History of Germersheim

History | No comments

Germersheim is a town in the German state of Rhineland-Palatinate, of around 20,000 inhabitants. It is also the seat of the Germersheim district. The neighboring towns and cities are Speyer, Landau, Philippsburg, Karlsruhe and Wörth.

Germersheim Coat of Arms

Coat of arms

The coat of arms features a golden crowned eagle on a blue background. The eagle derives from the fact that, at one time the town was ruled directly by the emperor of Germany.


After his invasion of Gallia, Gaius Iulius Caesar made the Rhine river the border between the Roman Empire and Germania. Some small areas east of it were later invaded and added to the Roman province of Agri Decumates. As it was attacked more and more it was given up in the second half of the third century and a military camp was founded, named “Vicus Iulii” (“Village of Julius/Julius’ Village). It was supported up to the fourth century.

The first record of the name “Germersheim” is from 1090, when it was named in the Sinsheimer Chronik (Chronicle of Sinsheim). The citadel was rebuilt by the emperor Conrad II, and the German king Rudolph von Habsburg (Rudolf of Habsburg) gave Germersheim city rights in 1276 (18 August).[3] There is a legend which says that he, as a sick man, rode from Germersheim to Speyer to die there and not in Germersheim.

In 1325 the town was given to the Electorate of the Palatinate by King Ludwig IV. It got a higher status in the following centuries. A Catholic Order founded a monastery in 1298 which it used up to 1527. Having been nearly destroyed in the times of the plague and the Thirty Years’ War, during which it was conquered by Austria and then by France,[3] Germersheim was burned down by French troops in 1674. Only the crypt and the foundations of the Catholic Church survived.

After the death of the elector Charles II it was claimed by the French as a dependency of Alsace. As a consequence, there ensued the disastrous Germersheim war of succession, which lasted until the Peace of Ryswick in 1697. Through the intervention of the pope in 1702, the French, on payment of a large sum, agreed to vacate the town, and in 1715 its fortifications were rebuilt.[3]

Still strategically important during the French Revolutionary Wars, in July 1793 Germersheim was the scene of a significant French defeat when an Austrian army under the veteran Field Marshal von Wurmser defeated a French army under Beauharnais.[4]

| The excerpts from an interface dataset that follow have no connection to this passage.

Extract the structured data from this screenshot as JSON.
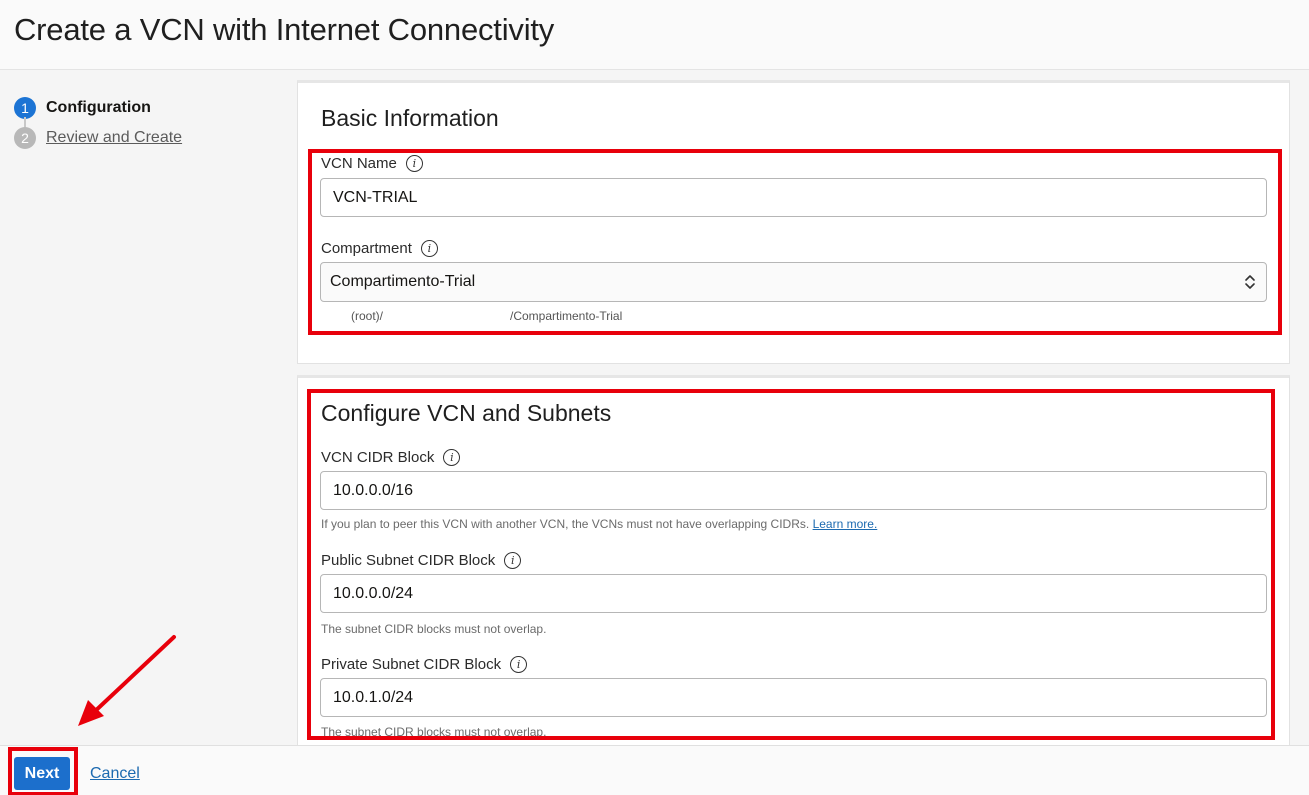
{
  "page": {
    "title": "Create a VCN with Internet Connectivity"
  },
  "steps": [
    {
      "number": "1",
      "label": "Configuration"
    },
    {
      "number": "2",
      "label": "Review and Create"
    }
  ],
  "basic_info": {
    "title": "Basic Information",
    "vcn_name": {
      "label": "VCN Name",
      "value": "VCN-TRIAL"
    },
    "compartment": {
      "label": "Compartment",
      "value": "Compartimento-Trial",
      "path_prefix": "(root)/",
      "path_suffix": "/Compartimento-Trial"
    }
  },
  "vcn_subnets": {
    "title": "Configure VCN and Subnets",
    "vcn_cidr": {
      "label": "VCN CIDR Block",
      "value": "10.0.0.0/16",
      "help": "If you plan to peer this VCN with another VCN, the VCNs must not have overlapping CIDRs.",
      "help_link": "Learn more."
    },
    "public_subnet": {
      "label": "Public Subnet CIDR Block",
      "value": "10.0.0.0/24",
      "help": "The subnet CIDR blocks must not overlap."
    },
    "private_subnet": {
      "label": "Private Subnet CIDR Block",
      "value": "10.0.1.0/24",
      "help": "The subnet CIDR blocks must not overlap."
    }
  },
  "footer": {
    "next_label": "Next",
    "cancel_label": "Cancel"
  },
  "colors": {
    "primary": "#1c6fcc",
    "annotation": "#e8000b",
    "link": "#1c6ab0"
  }
}
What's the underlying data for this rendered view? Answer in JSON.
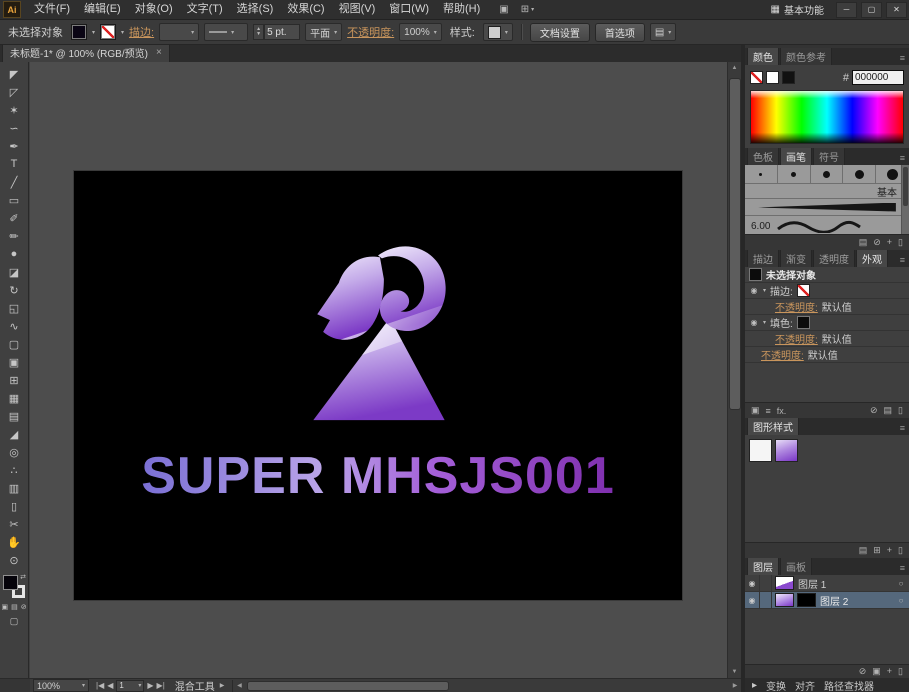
{
  "colors": {
    "accent_link": "#c9955c",
    "layer_selected_row": "#55687c",
    "logo_purple": "#7c3ac6",
    "logo_lavender": "#f0eafb",
    "artboard_background": "#000000"
  },
  "icons": {
    "caret_down": "▾",
    "panel_menu": "≡",
    "eye": "◉",
    "target": "○",
    "trash": "▯",
    "new_item": "+",
    "grid": "⊞",
    "list": "▤",
    "none": "⊘",
    "squares": "▣",
    "expand": "▾",
    "collapsed": "▸",
    "up": "▲",
    "down": "▼",
    "left": "◀",
    "right": "▶",
    "first": "|◀",
    "last": "▶|",
    "swap": "⇄",
    "screen_mode": "▢",
    "workspace_grid": "▦",
    "arrange_docs": "▣"
  },
  "menubar": {
    "app_logo": "Ai",
    "menus": [
      "文件(F)",
      "编辑(E)",
      "对象(O)",
      "文字(T)",
      "选择(S)",
      "效果(C)",
      "视图(V)",
      "窗口(W)",
      "帮助(H)"
    ],
    "workspace": "基本功能",
    "window_buttons": {
      "minimize": "─",
      "maximize": "▢",
      "close": "✕"
    }
  },
  "controlbar": {
    "no_selection": "未选择对象",
    "stroke_link": "描边:",
    "stroke_weight": "5 pt.",
    "brush_name": "平面",
    "opacity_link": "不透明度:",
    "opacity_value": "100%",
    "style_label": "样式:",
    "document_setup": "文档设置",
    "preferences": "首选项"
  },
  "tabbar": {
    "document_title": "未标题-1* @ 100% (RGB/预览)",
    "close": "×"
  },
  "tools": [
    {
      "name": "selection",
      "glyph": "◤"
    },
    {
      "name": "direct-selection",
      "glyph": "◸"
    },
    {
      "name": "magic-wand",
      "glyph": "✶"
    },
    {
      "name": "lasso",
      "glyph": "∽"
    },
    {
      "name": "pen",
      "glyph": "✒"
    },
    {
      "name": "type",
      "glyph": "T"
    },
    {
      "name": "line-segment",
      "glyph": "╱"
    },
    {
      "name": "rectangle",
      "glyph": "▭"
    },
    {
      "name": "paintbrush",
      "glyph": "✐"
    },
    {
      "name": "pencil",
      "glyph": "✏"
    },
    {
      "name": "blob-brush",
      "glyph": "●"
    },
    {
      "name": "eraser",
      "glyph": "◪"
    },
    {
      "name": "rotate",
      "glyph": "↻"
    },
    {
      "name": "scale",
      "glyph": "◱"
    },
    {
      "name": "width",
      "glyph": "∿"
    },
    {
      "name": "free-transform",
      "glyph": "▢"
    },
    {
      "name": "shape-builder",
      "glyph": "▣"
    },
    {
      "name": "perspective-grid",
      "glyph": "⊞"
    },
    {
      "name": "mesh",
      "glyph": "▦"
    },
    {
      "name": "gradient",
      "glyph": "▤"
    },
    {
      "name": "eyedropper",
      "glyph": "◢"
    },
    {
      "name": "blend",
      "glyph": "◎"
    },
    {
      "name": "symbol-sprayer",
      "glyph": "∴"
    },
    {
      "name": "column-graph",
      "glyph": "▥"
    },
    {
      "name": "artboard",
      "glyph": "▯"
    },
    {
      "name": "slice",
      "glyph": "✂"
    },
    {
      "name": "hand",
      "glyph": "✋"
    },
    {
      "name": "zoom",
      "glyph": "⊙"
    }
  ],
  "canvas": {
    "logo_text": "SUPER MHSJS001"
  },
  "panels": {
    "color": {
      "tabs": [
        "颜色",
        "颜色参考"
      ],
      "hex_label": "#",
      "hex_value": "000000"
    },
    "brushes": {
      "tabs": [
        "色板",
        "画笔",
        "符号"
      ],
      "basic_label": "基本",
      "size_label": "6.00"
    },
    "appearance": {
      "tabs": [
        "描边",
        "渐变",
        "透明度",
        "外观"
      ],
      "no_selection": "未选择对象",
      "stroke_label": "描边:",
      "fill_label": "填色:",
      "opacity_label": "不透明度:",
      "default_value": "默认值",
      "fx_label": "fx."
    },
    "graphic_styles": {
      "tab": "图形样式"
    },
    "layers": {
      "tabs": [
        "图层",
        "画板"
      ],
      "rows": [
        {
          "name": "图层 1"
        },
        {
          "name": "图层 2"
        }
      ]
    },
    "dock_bottom_tabs": [
      "变换",
      "对齐",
      "路径查找器"
    ]
  },
  "statusbar": {
    "zoom": "100%",
    "artboard": "1",
    "tool_status": "混合工具"
  }
}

From the year 1797, Germersheim belonged to France, incorporated into the newly created Mont-Tonnerre department in 1798. It was conquered by Bavarian troops in 1814. After being retaken in 1814, Germersheim’s Bavarian rulers started to build a fortress in 1831. It was completed in 1855, although excavations for underground passages continued until 1861. By this time, however, the fortress had become outdated, as artillery had improved greatly in the thirty years since work began. The fortress was destroyed in 1921/22 as a result of the Treaty of Versailles. Some parts still exist, such as the “Fronte Beckers”, where the town’s Music School is today.

Germersheim was the scene of several conflicts between French troops and German veteran associations during the occupation of the Rhineland following the First World War.

General Hans Graf von Sponeck, who ordered the retreat of his troops from Kerch because they were going to be hopelessly cut off by the Russian landings at Theodosia on the Crimean peninsula, and against express instruction of his superior officer in the winter 1941, was interned here in the fortress after Hitler had commuted his death sentence to six years’ detention. In the purge following the failed assassination attempt on Hitler Graf von Sponeck, although not involved, was shot. Today, a street in Germersheim is named Hans-Graf-von-Sponeck-Straße in his honour.

Leave a reply

You may use these HTML tags and attributes: <a href="" title=""> <abbr title=""> <acronym title=""> <b> <blockquote cite=""> <cite> <code> <del datetime=""> <em> <i> <q cite=""> <s> <strike> <strong>